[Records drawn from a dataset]
---

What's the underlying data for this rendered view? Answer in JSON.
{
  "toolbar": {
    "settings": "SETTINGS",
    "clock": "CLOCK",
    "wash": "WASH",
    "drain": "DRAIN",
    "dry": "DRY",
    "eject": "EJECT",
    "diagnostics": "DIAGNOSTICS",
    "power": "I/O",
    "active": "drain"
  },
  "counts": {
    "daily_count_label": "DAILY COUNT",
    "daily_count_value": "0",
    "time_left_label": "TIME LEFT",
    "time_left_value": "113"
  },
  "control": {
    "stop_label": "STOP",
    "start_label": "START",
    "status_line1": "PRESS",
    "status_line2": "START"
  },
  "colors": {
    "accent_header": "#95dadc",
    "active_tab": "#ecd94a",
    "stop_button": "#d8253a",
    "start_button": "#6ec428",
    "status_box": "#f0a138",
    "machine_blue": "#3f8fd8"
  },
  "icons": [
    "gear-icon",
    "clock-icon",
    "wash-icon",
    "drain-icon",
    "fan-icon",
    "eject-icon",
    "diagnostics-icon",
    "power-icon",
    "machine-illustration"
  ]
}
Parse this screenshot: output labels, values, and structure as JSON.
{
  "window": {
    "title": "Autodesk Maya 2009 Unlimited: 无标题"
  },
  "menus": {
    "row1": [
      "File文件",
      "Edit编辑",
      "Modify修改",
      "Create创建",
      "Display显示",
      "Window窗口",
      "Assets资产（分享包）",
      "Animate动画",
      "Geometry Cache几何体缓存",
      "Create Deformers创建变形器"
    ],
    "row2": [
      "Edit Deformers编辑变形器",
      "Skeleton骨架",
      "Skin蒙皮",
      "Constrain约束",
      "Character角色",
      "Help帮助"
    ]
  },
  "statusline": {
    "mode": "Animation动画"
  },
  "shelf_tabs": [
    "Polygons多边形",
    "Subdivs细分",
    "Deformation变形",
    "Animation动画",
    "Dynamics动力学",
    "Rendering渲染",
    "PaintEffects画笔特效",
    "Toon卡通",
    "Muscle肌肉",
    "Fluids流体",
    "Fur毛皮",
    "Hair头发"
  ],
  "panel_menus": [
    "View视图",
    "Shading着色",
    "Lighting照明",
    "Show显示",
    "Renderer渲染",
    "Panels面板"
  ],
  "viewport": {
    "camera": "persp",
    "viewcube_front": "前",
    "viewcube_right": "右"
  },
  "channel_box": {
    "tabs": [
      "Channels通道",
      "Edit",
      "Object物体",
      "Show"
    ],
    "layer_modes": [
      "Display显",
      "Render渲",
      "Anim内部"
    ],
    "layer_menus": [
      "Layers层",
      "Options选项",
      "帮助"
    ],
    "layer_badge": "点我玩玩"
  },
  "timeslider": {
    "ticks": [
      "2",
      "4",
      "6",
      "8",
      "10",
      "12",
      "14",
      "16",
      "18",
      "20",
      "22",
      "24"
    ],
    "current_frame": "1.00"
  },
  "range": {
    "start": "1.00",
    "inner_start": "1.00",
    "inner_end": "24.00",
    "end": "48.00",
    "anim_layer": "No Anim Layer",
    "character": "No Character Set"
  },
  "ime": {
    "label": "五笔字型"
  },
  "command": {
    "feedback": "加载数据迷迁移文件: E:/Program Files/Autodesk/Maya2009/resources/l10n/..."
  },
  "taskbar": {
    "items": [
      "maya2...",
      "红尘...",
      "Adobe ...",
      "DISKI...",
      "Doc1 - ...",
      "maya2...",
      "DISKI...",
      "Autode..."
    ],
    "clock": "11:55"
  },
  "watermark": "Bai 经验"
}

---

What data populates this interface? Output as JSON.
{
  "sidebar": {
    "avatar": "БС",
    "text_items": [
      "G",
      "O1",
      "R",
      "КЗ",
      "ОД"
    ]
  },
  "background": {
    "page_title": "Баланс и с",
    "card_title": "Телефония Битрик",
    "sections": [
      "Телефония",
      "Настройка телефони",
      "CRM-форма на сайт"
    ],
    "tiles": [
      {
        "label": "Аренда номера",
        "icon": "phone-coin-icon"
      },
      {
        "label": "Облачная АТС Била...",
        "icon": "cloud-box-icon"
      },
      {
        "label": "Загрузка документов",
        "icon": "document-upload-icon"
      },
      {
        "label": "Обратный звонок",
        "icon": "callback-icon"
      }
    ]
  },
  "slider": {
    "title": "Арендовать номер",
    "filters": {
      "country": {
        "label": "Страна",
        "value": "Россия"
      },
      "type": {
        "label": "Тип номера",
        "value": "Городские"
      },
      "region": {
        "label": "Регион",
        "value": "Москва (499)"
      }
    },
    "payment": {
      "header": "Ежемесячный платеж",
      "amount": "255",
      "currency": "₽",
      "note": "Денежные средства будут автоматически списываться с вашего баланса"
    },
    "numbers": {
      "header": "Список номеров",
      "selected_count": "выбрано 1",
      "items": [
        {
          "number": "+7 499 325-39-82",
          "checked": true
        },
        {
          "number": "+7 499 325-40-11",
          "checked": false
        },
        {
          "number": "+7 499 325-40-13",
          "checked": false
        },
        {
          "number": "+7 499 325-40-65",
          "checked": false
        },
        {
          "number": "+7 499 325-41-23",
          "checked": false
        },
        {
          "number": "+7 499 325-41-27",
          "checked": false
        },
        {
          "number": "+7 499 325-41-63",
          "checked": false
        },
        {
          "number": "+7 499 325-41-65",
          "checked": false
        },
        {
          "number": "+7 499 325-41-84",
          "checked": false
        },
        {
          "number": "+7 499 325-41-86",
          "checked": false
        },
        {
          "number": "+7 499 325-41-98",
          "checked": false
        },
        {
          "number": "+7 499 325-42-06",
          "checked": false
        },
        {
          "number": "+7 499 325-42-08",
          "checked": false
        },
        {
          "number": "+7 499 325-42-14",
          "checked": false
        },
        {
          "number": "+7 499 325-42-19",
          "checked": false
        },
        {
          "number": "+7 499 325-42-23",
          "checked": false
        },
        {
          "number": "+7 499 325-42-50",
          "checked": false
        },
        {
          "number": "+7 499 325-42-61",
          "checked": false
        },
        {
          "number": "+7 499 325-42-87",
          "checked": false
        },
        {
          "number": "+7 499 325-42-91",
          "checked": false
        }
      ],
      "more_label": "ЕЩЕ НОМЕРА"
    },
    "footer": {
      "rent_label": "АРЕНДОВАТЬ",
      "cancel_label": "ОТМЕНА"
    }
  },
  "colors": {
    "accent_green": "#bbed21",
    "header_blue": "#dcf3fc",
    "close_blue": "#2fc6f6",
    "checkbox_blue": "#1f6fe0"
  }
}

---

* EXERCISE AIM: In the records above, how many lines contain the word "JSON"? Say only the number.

* WORKED SOLUTION: 3